Perhaps you have also noticed as well that budget constraints are causing us to rethink how we get training on the latest technologies. It is not always possible to take a week off work to take a class each time a new OS version is released, and additional weeks to receive instruction on all the individual components. Now it is expected that we somehow become proficient in dozens of applications from a score of vendors and implement the latest technologies while continuing to support legacy systems and contribute to the IT community.
This spring VMware announced the GA release of vSphere. Hey, something new and exciting to learn! This will be great – I can take a class, spend my evenings getting familiar with the product, test it in the lab, and come up with a business case for it with my employer. However, scheduling a week for a systematic training class in the immediate future seems less likely than discovering the remains of Atlantis in my backyard.

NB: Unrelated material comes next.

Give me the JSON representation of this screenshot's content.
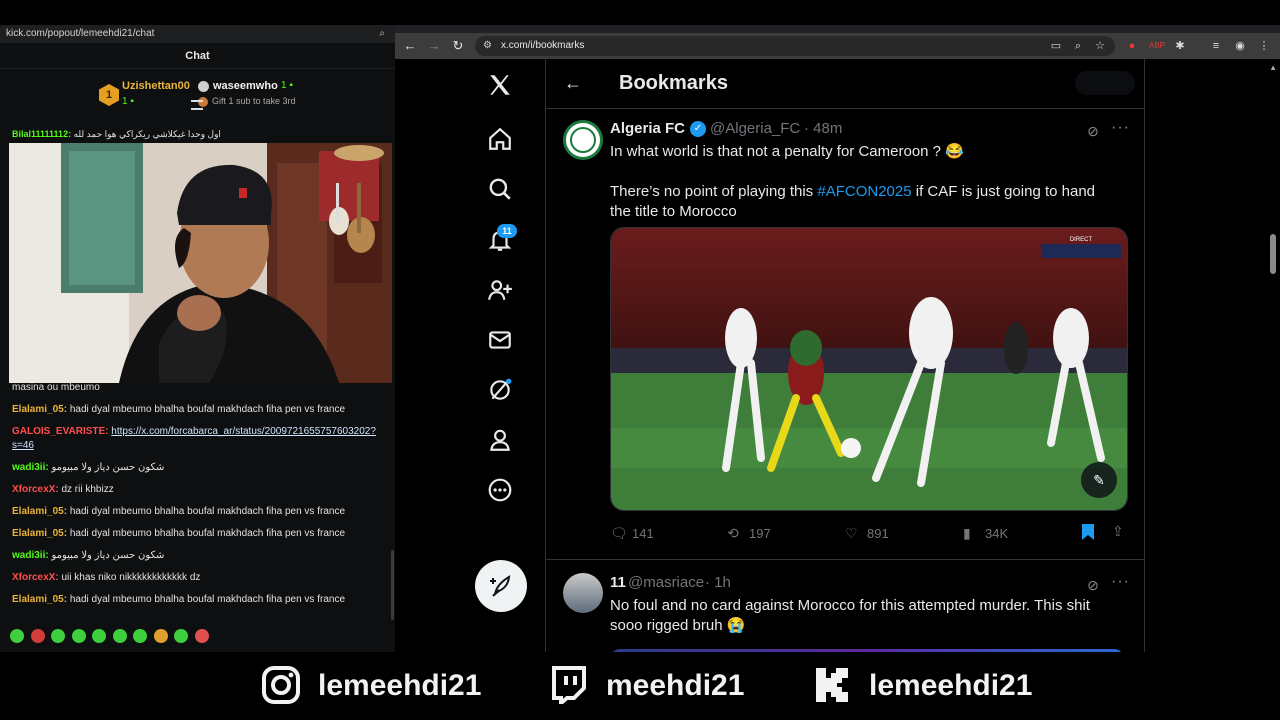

To this end, I needed to rethink my training on the latest VMware offering. As my mind drifted back to my first real IT training (IPX/SPX was king of the workgroup at the time) it occured to me to try some self-paced training once again. Certainly things have changed since the days of 10 MB networks and hot new technologies like PointCast, and hopefully advances in training have kept up.
Enter TrainSignal. Having benefitted from David Davis’ insightful tech articles in the past, seeing his name as the instructor on the vSphere DVD-based program instantly gave me a positive feeling about heading down this distantly familiar route of ordering up a self-paced video training course.
Within the hour, my VMware vSphere Training was on its way. A few days later, a smallish-looking box arrived. Upon opening it, I was a bit surprised – the entire program was housed in a nice and tidy box with fold-out DVD holders. Compared to the size of my first IT training program (20+ VHS tapes, plastic bags full of floppy disks, plus several books measured more in pounds than pages), this seemed so… small. Could it really be enough?
Not to be put off, I popped the first disk in my PC and was presented with a clean-looking interface and instructions on how to copy various lessons to my iPod Touch. Hey, now this is what I was looking for! Being able to watch, listen and learn while burning calories on the elliptical machine and stationary bike at the gym during lunch is much more in line with the realities of my life (both in IT and personally) as compared to countless hours spent in the easy chair with a pink highlighter and a cup of tea.
Granted, VMware has not relaxed its requirement to take an official class to become VCP-certified, so I will still need to find the time to enroll in an official VMware class at some point in the near future. However, I believe that the TrainSignal program will certainly help with becoming more familiar with the intricacies of the product, as well as prepare me to get the most from the class when the time comes to take it. As I learn more about practical ways (the good, bad and ugly) to use vSphere in the enterprise, I look forward to sharing them with you on SearchVMware.com.
Yes, times have changed since the 90’s. Yet the lessons we have learned on how to get by with less and using our time to the fullest will always be valid, especially as we work to keep our skills and knowledge current with VMware’s continually changing products and technologies.